Are you udachny or are you roman_mir ? Seems like you are 2 people. Trolling might be a side effect of schizophrenia?

At any rate, multiple accounts might be a way to game the moderation system. If that is true, you are a bigger troll than even appears from your posts. Though it could be false, and you could be a singular person in a non-obvious way.

Comment: Re: Amost sounds like a good deal ... (Score 0) 376

by bingoUV (#47701839) Attached to: Rightscorp's New Plan: Hijack Browsers Until Infingers Pay Up

Using b(1) definition of "negative" here, negative can be proven.

Since using one definition of negative, a negative can be proven, the statement "you cannot prove a negative" is false.

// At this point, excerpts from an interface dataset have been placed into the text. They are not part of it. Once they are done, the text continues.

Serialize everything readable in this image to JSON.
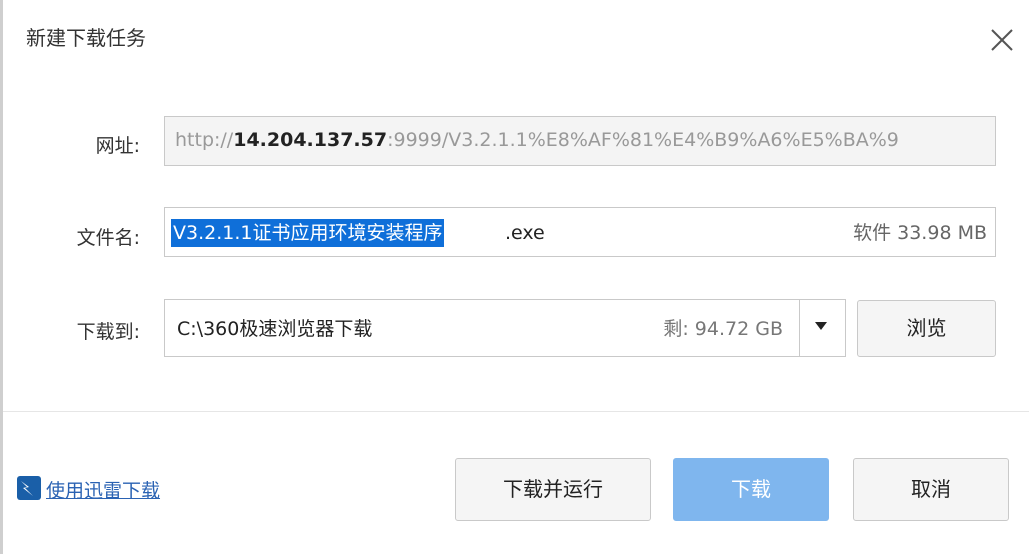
{
  "dialog": {
    "title": "新建下载任务"
  },
  "url": {
    "label": "网址:",
    "prefix": "http://",
    "host": "14.204.137.57",
    "rest": ":9999/V3.2.1.1%E8%AF%81%E4%B9%A6%E5%BA%9"
  },
  "filename": {
    "label": "文件名:",
    "selected": "V3.2.1.1证书应用环境安装程序",
    "ext": ".exe",
    "meta": "软件 33.98 MB"
  },
  "save": {
    "label": "下载到:",
    "path": "C:\\360极速浏览器下载",
    "free": "剩: 94.72 GB",
    "browse_label": "浏览"
  },
  "footer": {
    "xunlei_link": "使用迅雷下载",
    "download_run_label": "下载并运行",
    "download_label": "下载",
    "cancel_label": "取消"
  },
  "colors": {
    "selection": "#0f6fd9",
    "primary_button": "#7fb6ee",
    "link": "#2a62b3"
  },
  "icons": {
    "close": "close-icon",
    "dropdown": "chevron-down-icon",
    "xunlei": "xunlei-logo-icon"
  }
}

If you randomly redefine negative as "that something didn't happen", probably it might be correct - depending on how precisely "something" is defined. If "something" includes time, place and manner of its happening, its not happening can be proven.

Comment: Re:Don't allow jpg or gif or ... (Score 2) 299

by bingoUV (#47669299) Attached to: Writer: Internet Comments Belong On Personal Blogs, Not News Sites

Things that are truly offensive tend to get downrated fairly quickly, which I guess is an improvement over most news sites.

Most commenters have replied to the other sentence of your post, but I disagree with this one. Offensive things do get downrated, but that is not an improvement necessarily. Many insightful statements are offensive, to someone or another. Some are offensive to large groups, even mankind. Downrating all of them, like what happens here, may not be such a great idea.

But maybe mankind is too stupid to see insight in offensive statements ;)

If all the world's economists were laid end to end, we wouldn't reach a conclusion. -- William Baumol